Suddenly, you feel a tap on your shoulder. You spin around. You find yourself staring at a tall, swarthy South Asian man. With curly black hair and a lantern jaw, he is almost handsome. But an ugly sneer mars his good looks.

“Who are you? Where is Saloni?” you ask hoarsely.

“It is good that you decided to help your friend. Otherwise, we would have had to get rid of her – by herself, she is quite useless to us,” he says with a malevolent grin, enjoying the look of panic spreading across your face. “Don’t worry, she will be fine as long as you follow our instructions.”

He gestures towards his hands, and you see he is holding a large black backpack. He hands it to you, turns around and rapidly disappears into the crowd.

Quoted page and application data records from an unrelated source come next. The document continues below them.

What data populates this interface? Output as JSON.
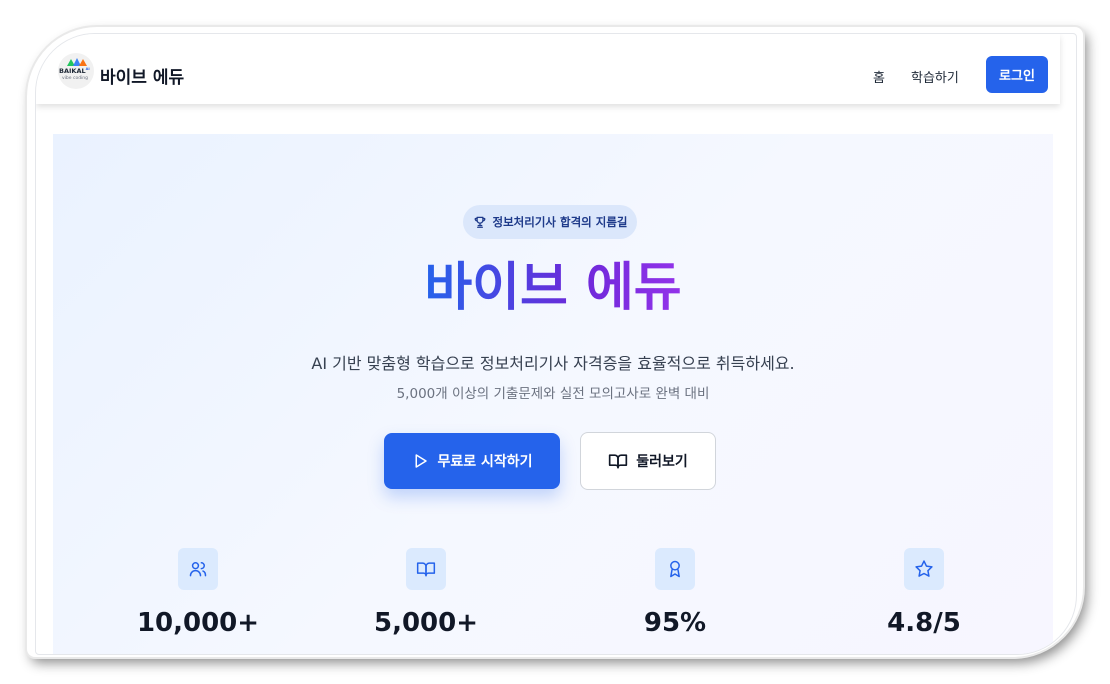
{
  "header": {
    "logo": {
      "word": "BAIKAL",
      "sup": "AI",
      "sub": "vibe coding"
    },
    "brand": "바이브 에듀",
    "nav": {
      "home": "홈",
      "learn": "학습하기"
    },
    "login_label": "로그인"
  },
  "hero": {
    "badge": "정보처리기사 합격의 지름길",
    "title": "바이브 에듀",
    "tagline": "AI 기반 맞춤형 학습으로 정보처리기사 자격증을 효율적으로 취득하세요.",
    "subtag": "5,000개 이상의 기출문제와 실전 모의고사로 완벽 대비",
    "primary_button": "무료로 시작하기",
    "secondary_button": "둘러보기"
  },
  "stats": [
    {
      "icon": "users-icon",
      "value": "10,000+"
    },
    {
      "icon": "book-icon",
      "value": "5,000+"
    },
    {
      "icon": "award-icon",
      "value": "95%"
    },
    {
      "icon": "star-icon",
      "value": "4.8/5"
    }
  ],
  "colors": {
    "accent": "#2563eb",
    "gradient_end": "#9333ea",
    "icon_box": "#dbeafe"
  }
}
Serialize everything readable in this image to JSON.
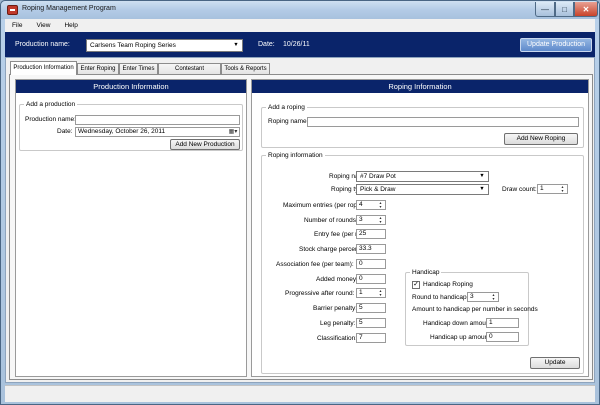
{
  "window": {
    "title": "Roping Management Program"
  },
  "menu": [
    "File",
    "View",
    "Help"
  ],
  "production_bar": {
    "label": "Production name:",
    "selected": "Carlsens Team Roping Series",
    "date_label": "Date:",
    "date_value": "10/26/11",
    "update_button": "Update Production"
  },
  "tabs": [
    "Production Information",
    "Enter Roping",
    "Enter Times",
    "Contestant Information",
    "Tools & Reports"
  ],
  "production_panel": {
    "header": "Production Information",
    "group_title": "Add a production",
    "name_label": "Production name:",
    "name_value": "",
    "date_label": "Date:",
    "date_value": "Wednesday,   October   26, 2011",
    "add_button": "Add New Production"
  },
  "roping_panel": {
    "header": "Roping Information",
    "add_group_title": "Add a roping",
    "add_name_label": "Roping name:",
    "add_name_value": "",
    "add_button": "Add New Roping",
    "info_group_title": "Roping information",
    "fields": {
      "roping_name_label": "Roping name:",
      "roping_name_value": "#7 Draw Pot",
      "roping_type_label": "Roping type:",
      "roping_type_value": "Pick & Draw",
      "draw_count_label": "Draw count:",
      "draw_count_value": "1",
      "max_entries_label": "Maximum entries (per roper):",
      "max_entries_value": "4",
      "num_rounds_label": "Number of rounds:",
      "num_rounds_value": "3",
      "entry_fee_label": "Entry fee (per roper):",
      "entry_fee_value": "25",
      "stock_charge_label": "Stock charge percent:",
      "stock_charge_value": "33.3",
      "association_fee_label": "Association fee (per team):",
      "association_fee_value": "0",
      "added_money_label": "Added money:",
      "added_money_value": "0",
      "progressive_label": "Progressive after round:",
      "progressive_value": "1",
      "barrier_label": "Barrier penalty:",
      "barrier_value": "5",
      "leg_label": "Leg penalty:",
      "leg_value": "5",
      "classification_label": "Classification:",
      "classification_value": "7"
    },
    "handicap": {
      "title": "Handicap",
      "checkbox_label": "Handicap Roping",
      "checked": true,
      "round_label": "Round to handicap:",
      "round_value": "3",
      "amount_label": "Amount to handicap per number in seconds",
      "down_label": "Handicap down amount:",
      "down_value": "1",
      "up_label": "Handicap up amount:",
      "up_value": "0"
    },
    "update_button": "Update"
  }
}
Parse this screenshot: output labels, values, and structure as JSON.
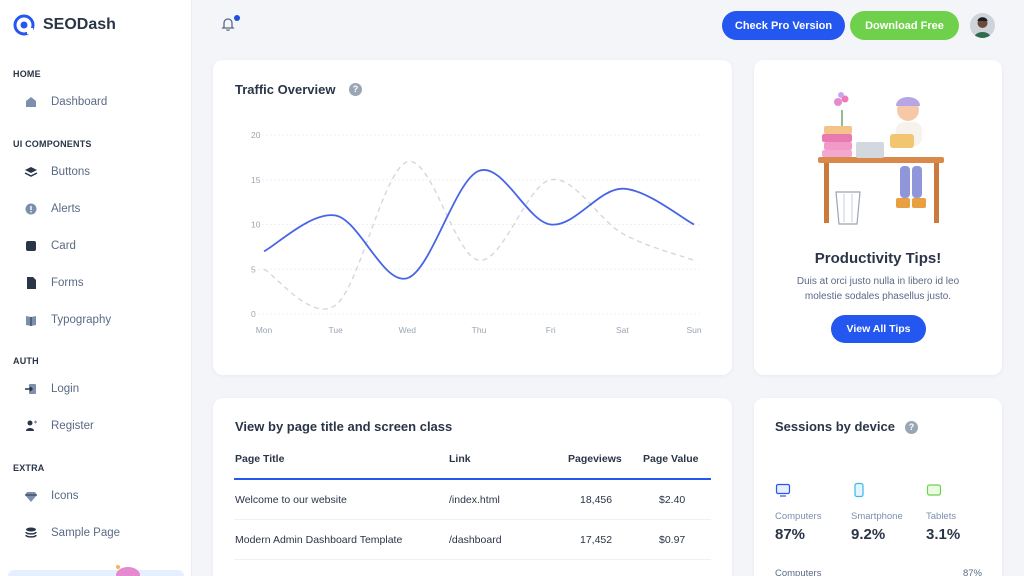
{
  "brand": {
    "name": "SEODash",
    "accent": "#2456f0"
  },
  "sidebar": {
    "sections": [
      {
        "label": "HOME",
        "items": [
          {
            "label": "Dashboard",
            "icon": "dashboard-icon"
          }
        ]
      },
      {
        "label": "UI COMPONENTS",
        "items": [
          {
            "label": "Buttons",
            "icon": "layers-icon"
          },
          {
            "label": "Alerts",
            "icon": "alert-icon"
          },
          {
            "label": "Card",
            "icon": "card-icon"
          },
          {
            "label": "Forms",
            "icon": "file-icon"
          },
          {
            "label": "Typography",
            "icon": "book-icon"
          }
        ]
      },
      {
        "label": "AUTH",
        "items": [
          {
            "label": "Login",
            "icon": "login-icon"
          },
          {
            "label": "Register",
            "icon": "user-add-icon"
          }
        ]
      },
      {
        "label": "EXTRA",
        "items": [
          {
            "label": "Icons",
            "icon": "gem-icon"
          },
          {
            "label": "Sample Page",
            "icon": "stack-icon"
          }
        ]
      }
    ]
  },
  "topbar": {
    "check_pro": "Check Pro Version",
    "download_free": "Download Free",
    "pro_color": "#2456f0",
    "free_color": "#6fd14b"
  },
  "traffic": {
    "title": "Traffic Overview",
    "help": "?"
  },
  "chart_data": {
    "type": "line",
    "categories": [
      "Mon",
      "Tue",
      "Wed",
      "Thu",
      "Fri",
      "Sat",
      "Sun"
    ],
    "yticks": [
      0,
      5,
      10,
      15,
      20
    ],
    "ylim": [
      0,
      20
    ],
    "series": [
      {
        "values": [
          7,
          11,
          4,
          16,
          10,
          14,
          10
        ],
        "color": "#4765e6",
        "style": "solid"
      },
      {
        "values": [
          5,
          1,
          17,
          6,
          15,
          9,
          6
        ],
        "color": "#d3d7de",
        "style": "dashed"
      }
    ],
    "grid": true
  },
  "tips": {
    "title": "Productivity Tips!",
    "text": "Duis at orci justo nulla in libero id leo molestie sodales phasellus justo.",
    "button": "View All Tips"
  },
  "table": {
    "title": "View by page title and screen class",
    "headers": [
      "Page Title",
      "Link",
      "Pageviews",
      "Page Value"
    ],
    "rows": [
      {
        "title": "Welcome to our website",
        "link": "/index.html",
        "views": "18,456",
        "value": "$2.40"
      },
      {
        "title": "Modern Admin Dashboard Template",
        "link": "/dashboard",
        "views": "17,452",
        "value": "$0.97"
      }
    ]
  },
  "sessions": {
    "title": "Sessions by device",
    "help": "?",
    "devices": [
      {
        "label": "Computers",
        "value": "87%",
        "icon": "monitor-icon",
        "color": "#2456f0"
      },
      {
        "label": "Smartphone",
        "value": "9.2%",
        "icon": "phone-icon",
        "color": "#3bb8e8"
      },
      {
        "label": "Tablets",
        "value": "3.1%",
        "icon": "tablet-icon",
        "color": "#6fd14b"
      }
    ],
    "bar": {
      "label": "Computers",
      "value": "87%"
    }
  }
}
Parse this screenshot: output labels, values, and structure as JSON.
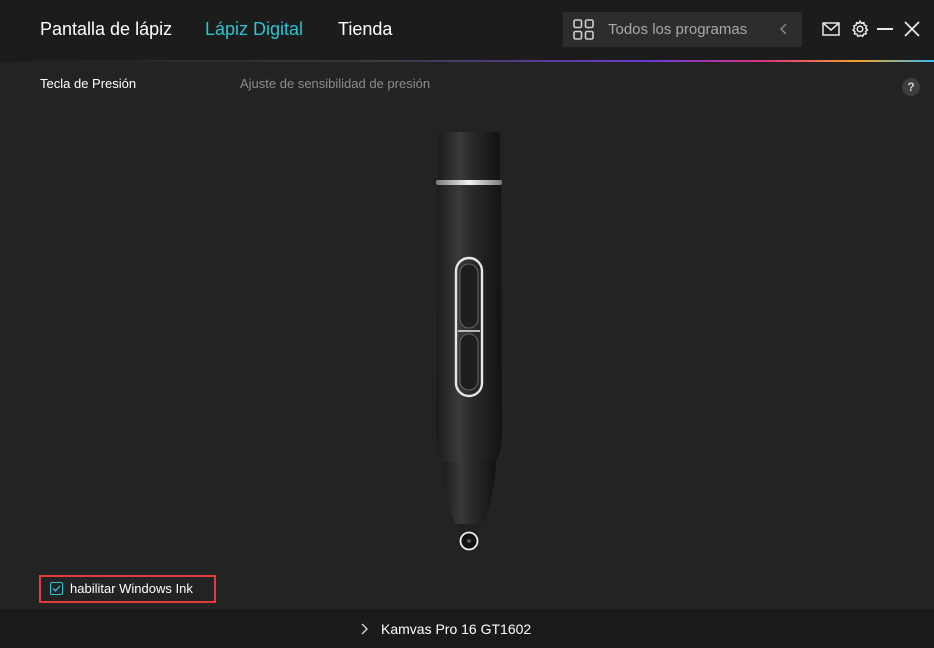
{
  "nav": {
    "tabs": [
      {
        "label": "Pantalla de lápiz"
      },
      {
        "label": "Lápiz Digital"
      },
      {
        "label": "Tienda"
      }
    ],
    "active_tab": "Lápiz Digital",
    "program_selector": {
      "value": "Todos los programas",
      "icon": "grid-icon"
    }
  },
  "window_controls": [
    "mail-icon",
    "gear-icon",
    "minimize-icon",
    "close-icon"
  ],
  "sub_tabs": [
    {
      "label": "Tecla de Presión"
    },
    {
      "label": "Ajuste de sensibilidad de presión"
    }
  ],
  "help": {
    "label": "?"
  },
  "windows_ink": {
    "label": "habilitar Windows Ink",
    "checked": true
  },
  "footer": {
    "device": "Kamvas Pro 16 GT1602"
  },
  "colors": {
    "accent": "#2bc3cf",
    "highlight_border": "#e23b3b",
    "background": "#232323"
  }
}
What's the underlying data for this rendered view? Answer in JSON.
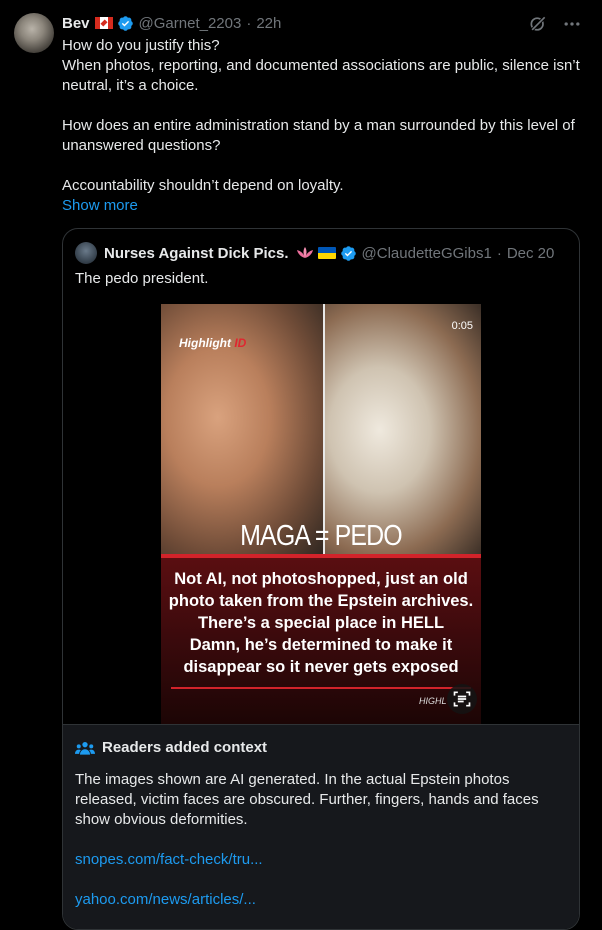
{
  "post": {
    "display_name": "Bev",
    "handle": "@Garnet_2203",
    "separator": "·",
    "time": "22h",
    "text_lines": [
      "How do you justify this?",
      "When photos, reporting, and documented associations are public, silence isn’t neutral, it’s a choice.",
      "",
      "How does an entire administration stand by a man surrounded by this level of unanswered questions?",
      "",
      "Accountability shouldn’t depend on loyalty."
    ],
    "show_more": "Show more",
    "icons": [
      "canada-flag-icon",
      "verified-badge-icon",
      "grok-icon",
      "more-icon"
    ]
  },
  "quote": {
    "display_name": "Nurses Against Dick Pics.",
    "handle": "@ClaudetteGGibs1",
    "separator": "·",
    "date": "Dec 20",
    "text": "The pedo president.",
    "media": {
      "logo_main": "Highlight",
      "logo_accent": "ID",
      "duration": "0:05",
      "headline": "MAGA = PEDO",
      "caption_lines": [
        "Not AI, not photoshopped, just an old",
        "photo taken from the Epstein archives.",
        "There’s a special place in HELL",
        "Damn, he’s determined to make it",
        "disappear so it never gets exposed"
      ],
      "watermark": "HIGHL"
    }
  },
  "context": {
    "title": "Readers added context",
    "body": "The images shown are AI generated. In the actual Epstein photos released, victim faces are obscured. Further, fingers, hands and faces show obvious deformities.",
    "links": [
      "snopes.com/fact-check/tru...",
      "yahoo.com/news/articles/..."
    ]
  },
  "colors": {
    "background": "#000000",
    "text": "#e7e9ea",
    "muted": "#71767b",
    "link": "#1d9bf0",
    "border": "#2f3336",
    "verified": "#1d9bf0"
  }
}
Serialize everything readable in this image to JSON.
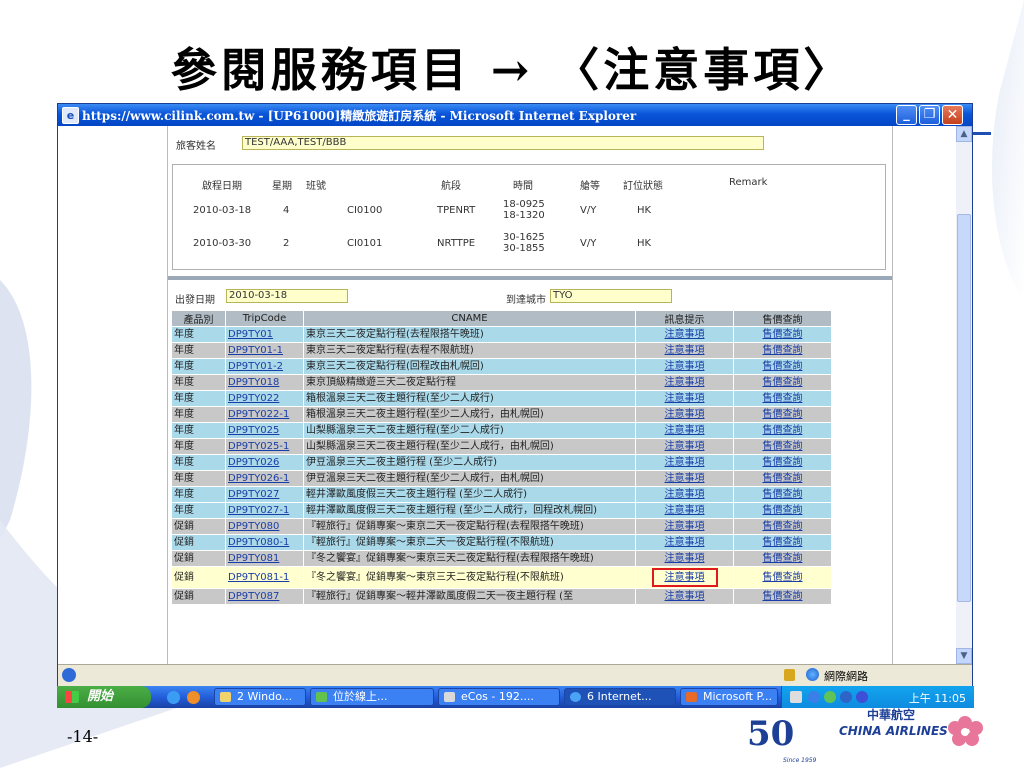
{
  "slide": {
    "title": "參閱服務項目 → 〈注意事項〉",
    "page_number": "-14-"
  },
  "window": {
    "title": "https://www.cilink.com.tw - [UP61000]精緻旅遊訂房系統 - Microsoft Internet Explorer",
    "min_icon": "minimize-icon",
    "max_icon": "maximize-icon",
    "close_icon": "close-icon"
  },
  "passenger": {
    "label": "旅客姓名",
    "value": "TEST/AAA,TEST/BBB"
  },
  "flights": {
    "headers": [
      "啟程日期",
      "星期",
      "班號",
      "航段",
      "時間",
      "艙等",
      "訂位狀態",
      "Remark"
    ],
    "rows": [
      {
        "date": "2010-03-18",
        "weekday": "4",
        "flight": "CI0100",
        "route": "TPENRT",
        "time1": "18-0925",
        "time2": "18-1320",
        "cls": "V/Y",
        "status": "HK"
      },
      {
        "date": "2010-03-30",
        "weekday": "2",
        "flight": "CI0101",
        "route": "NRTTPE",
        "time1": "30-1625",
        "time2": "30-1855",
        "cls": "V/Y",
        "status": "HK"
      }
    ]
  },
  "search": {
    "depart_label": "出發日期",
    "depart_value": "2010-03-18",
    "city_label": "到達城市",
    "city_value": "TYO"
  },
  "table": {
    "headers": [
      "產品別",
      "TripCode",
      "CNAME",
      "訊息提示",
      "售價查詢"
    ],
    "notice_text": "注意事項",
    "price_text": "售價查詢",
    "rows": [
      {
        "type": "年度",
        "code": "DP9TY01",
        "name": "東京三天二夜定點行程(去程限搭午晚班)",
        "color": "blue"
      },
      {
        "type": "年度",
        "code": "DP9TY01-1",
        "name": "東京三天二夜定點行程(去程不限航班)",
        "color": "gray"
      },
      {
        "type": "年度",
        "code": "DP9TY01-2",
        "name": "東京三天二夜定點行程(回程改由札幌回)",
        "color": "blue"
      },
      {
        "type": "年度",
        "code": "DP9TY018",
        "name": "東京頂級精緻遊三天二夜定點行程",
        "color": "gray"
      },
      {
        "type": "年度",
        "code": "DP9TY022",
        "name": "箱根溫泉三天二夜主題行程(至少二人成行)",
        "color": "blue"
      },
      {
        "type": "年度",
        "code": "DP9TY022-1",
        "name": "箱根溫泉三天二夜主題行程(至少二人成行，由札幌回)",
        "color": "gray"
      },
      {
        "type": "年度",
        "code": "DP9TY025",
        "name": "山梨縣溫泉三天二夜主題行程(至少二人成行)",
        "color": "blue"
      },
      {
        "type": "年度",
        "code": "DP9TY025-1",
        "name": "山梨縣溫泉三天二夜主題行程(至少二人成行，由札幌回)",
        "color": "gray"
      },
      {
        "type": "年度",
        "code": "DP9TY026",
        "name": "伊豆溫泉三天二夜主題行程 (至少二人成行)",
        "color": "blue"
      },
      {
        "type": "年度",
        "code": "DP9TY026-1",
        "name": "伊豆溫泉三天二夜主題行程(至少二人成行，由札幌回)",
        "color": "gray"
      },
      {
        "type": "年度",
        "code": "DP9TY027",
        "name": "輕井澤歐風度假三天二夜主題行程 (至少二人成行)",
        "color": "blue"
      },
      {
        "type": "年度",
        "code": "DP9TY027-1",
        "name": "輕井澤歐風度假三天二夜主題行程 (至少二人成行，回程改札幌回)",
        "color": "blue"
      },
      {
        "type": "促銷",
        "code": "DP9TY080",
        "name": "『輕旅行』促銷專案～東京二天一夜定點行程(去程限搭午晚班)",
        "color": "gray"
      },
      {
        "type": "促銷",
        "code": "DP9TY080-1",
        "name": "『輕旅行』促銷專案～東京二天一夜定點行程(不限航班)",
        "color": "blue"
      },
      {
        "type": "促銷",
        "code": "DP9TY081",
        "name": "『冬之饗宴』促銷專案～東京三天二夜定點行程(去程限搭午晚班)",
        "color": "gray"
      },
      {
        "type": "促銷",
        "code": "DP9TY081-1",
        "name": "『冬之饗宴』促銷專案～東京三天二夜定點行程(不限航班)",
        "color": "yellow",
        "highlight": true
      },
      {
        "type": "促銷",
        "code": "DP9TY087",
        "name": "『輕旅行』促銷專案～輕井澤歐風度假二天一夜主題行程 (至",
        "color": "gray"
      }
    ]
  },
  "statusbar": {
    "zone": "網際網路",
    "lock_icon": "lock-icon",
    "globe_icon": "globe-icon"
  },
  "taskbar": {
    "start": "開始",
    "items": [
      {
        "label": "2 Windo...",
        "icon": "windows-explorer-icon"
      },
      {
        "label": "位於線上...",
        "icon": "messenger-icon"
      },
      {
        "label": "eCos - 192....",
        "icon": "ecos-icon"
      },
      {
        "label": "6 Internet...",
        "icon": "internet-explorer-icon"
      },
      {
        "label": "Microsoft P...",
        "icon": "powerpoint-icon"
      }
    ],
    "clock": "上午 11:05"
  },
  "brand": {
    "name_cn": "中華航空",
    "name_en": "CHINA AIRLINES",
    "anniversary": "50",
    "since": "Since 1959"
  },
  "colors": {
    "title_bar": "#0a55d9",
    "row_blue": "#aad9ea",
    "row_gray": "#c7c8c7",
    "row_highlight": "#ffffd0",
    "highlight_border": "#e0191c",
    "link": "#1a3ea8"
  }
}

The backpack feels light. As you unzip it, your eye catches a flash of something golden. You reach in and pull out a small domed casket of gilt copper with gorgeous gold leaf overlay. You know where you’ve seen it before: at NGV International in The Myer Family Gallery Asian art collection. This particular piece was made in 1870 using the delicate koftgari technique of hammering fine gold wire or gold leaf into intricate patterns on metal. Koftgari was brought to India from Iran and became a popular way of decorating firearms and armour in Punjab. The British colonisers, however, prohibited the local production of firearms in 1849. In desperation, the koftgari craftsmen began creating display items for international exhibitions and in the hope of attracting Western visitors to India. This fine example appeared at the great Melbourne International Exhibition in 1880, and was subsequently acquired by the National Gallery of Victoria.

It was one of the five priceless Indian artefacts stolen from the gallery last week in a daring heist. Why has the golden casket been handed to you? What are you supposed to do with it?

The next riddle pops up in the Story City app.

Go to City Square.

Find us a man’s best friend

Stolen once, but back at the end.

What could it mean? You will need to go to City Square to find out. You carefully place the precious copper casket back into the bag.

You walk down Swanston Street towards St Paul’s Cathedral and continue for one block until you arrive at City Square.